I try to make this more enjoyable by asking them at the end of a lesson to write down their favourite song on a sheet. Then, I collect them and choose one of them. On the next lesson we will listen to that song. I give out the lyric of the song with some missing words; while they are listening they have to complete the gaps. When we have the complete lyric, they translate it to get the general idea of the song. I use the Internet to find the lyrics of the songs. This study aimed to find ways with which the receptive skills of the students can be improved.
The most important a teacher should do is to make the students realize what a wonderful thing it is when we are able to understand a foreign language and read a newspaper that is not written in our native language.
1. Knutson, Elizabeth M. (1998) Reading with a Purpose: Communicative Reading Tasks for the Foreign Language Classroom ERIC Clearinghouse on Languages and Linguistics Washington DC. Retrieved from the World Wide Web: 01-04-2003

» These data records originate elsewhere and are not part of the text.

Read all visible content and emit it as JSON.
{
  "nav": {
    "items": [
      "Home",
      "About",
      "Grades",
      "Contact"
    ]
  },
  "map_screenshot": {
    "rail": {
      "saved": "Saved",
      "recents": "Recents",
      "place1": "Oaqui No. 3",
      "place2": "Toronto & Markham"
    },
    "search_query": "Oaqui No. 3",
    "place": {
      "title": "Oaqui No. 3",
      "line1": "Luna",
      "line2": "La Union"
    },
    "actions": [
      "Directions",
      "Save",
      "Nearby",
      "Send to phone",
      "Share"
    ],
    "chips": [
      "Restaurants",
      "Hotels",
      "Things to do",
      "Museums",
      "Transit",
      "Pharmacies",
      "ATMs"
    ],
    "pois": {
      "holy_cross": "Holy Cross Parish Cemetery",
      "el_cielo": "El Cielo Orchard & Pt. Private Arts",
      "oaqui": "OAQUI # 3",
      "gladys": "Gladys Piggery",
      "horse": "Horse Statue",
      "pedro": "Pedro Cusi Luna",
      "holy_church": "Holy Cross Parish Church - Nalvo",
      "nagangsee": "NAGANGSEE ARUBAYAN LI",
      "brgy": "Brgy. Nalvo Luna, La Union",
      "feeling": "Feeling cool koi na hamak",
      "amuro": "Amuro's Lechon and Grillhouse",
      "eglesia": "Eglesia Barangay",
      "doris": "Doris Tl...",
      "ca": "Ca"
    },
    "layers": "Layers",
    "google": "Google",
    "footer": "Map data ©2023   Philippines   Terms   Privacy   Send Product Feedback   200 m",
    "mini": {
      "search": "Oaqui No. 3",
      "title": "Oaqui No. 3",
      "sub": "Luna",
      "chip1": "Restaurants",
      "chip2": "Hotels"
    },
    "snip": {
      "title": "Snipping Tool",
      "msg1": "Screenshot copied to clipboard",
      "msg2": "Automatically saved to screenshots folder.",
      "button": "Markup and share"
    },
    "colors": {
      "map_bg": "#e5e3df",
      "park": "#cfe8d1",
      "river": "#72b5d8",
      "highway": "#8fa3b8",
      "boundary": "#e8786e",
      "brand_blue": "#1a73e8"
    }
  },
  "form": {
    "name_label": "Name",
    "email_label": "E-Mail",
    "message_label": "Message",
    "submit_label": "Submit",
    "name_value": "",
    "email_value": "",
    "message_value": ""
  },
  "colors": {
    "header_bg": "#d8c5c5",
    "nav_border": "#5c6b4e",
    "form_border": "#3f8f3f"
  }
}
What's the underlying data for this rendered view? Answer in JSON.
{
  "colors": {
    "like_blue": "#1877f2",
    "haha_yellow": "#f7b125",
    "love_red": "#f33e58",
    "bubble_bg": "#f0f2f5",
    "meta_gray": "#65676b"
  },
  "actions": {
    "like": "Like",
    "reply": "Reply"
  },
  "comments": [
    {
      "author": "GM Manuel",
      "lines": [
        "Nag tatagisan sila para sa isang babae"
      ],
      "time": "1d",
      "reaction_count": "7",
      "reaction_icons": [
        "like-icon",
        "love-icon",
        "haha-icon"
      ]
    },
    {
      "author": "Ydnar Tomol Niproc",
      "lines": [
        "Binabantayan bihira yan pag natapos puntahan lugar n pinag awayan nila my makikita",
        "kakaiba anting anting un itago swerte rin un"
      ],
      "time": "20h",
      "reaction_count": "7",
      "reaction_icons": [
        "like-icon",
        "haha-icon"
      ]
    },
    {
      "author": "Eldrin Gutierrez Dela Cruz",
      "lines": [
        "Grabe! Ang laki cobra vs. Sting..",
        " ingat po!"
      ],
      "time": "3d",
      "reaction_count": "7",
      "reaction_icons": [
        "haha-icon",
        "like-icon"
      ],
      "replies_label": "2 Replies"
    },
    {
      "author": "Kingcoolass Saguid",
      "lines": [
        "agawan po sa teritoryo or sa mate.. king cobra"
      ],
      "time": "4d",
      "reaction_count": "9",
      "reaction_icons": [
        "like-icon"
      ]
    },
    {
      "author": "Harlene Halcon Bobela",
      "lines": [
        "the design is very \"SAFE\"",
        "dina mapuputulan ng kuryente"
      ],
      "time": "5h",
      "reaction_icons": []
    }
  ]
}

2. Harmer J. (1991) The Practice of English Language Teaching, Longman Group UK Limited
3. Brewster J. 1991 “Listening and the Young Learner” in Teaching English to Children Ed. Brumfit, Moon and Tongue Collins ELT
4. Holli? D. – Kontri? ni? H. E. – Ti? mi? r i?. (1996) A Kri? ti? ti? l a Videi? ig Tanki? nyvkiadi? , Budapest
5. Gedeon i?. – Lengyel Zs. – Ri? dai P. (2002) Mi? g 135 i? tlet Helikon Kiadi? Kft. , Budapest 1 Show preview only The above preview is unformatted text This student written piece of work is one of many that can be found in our University Degree Teaching section.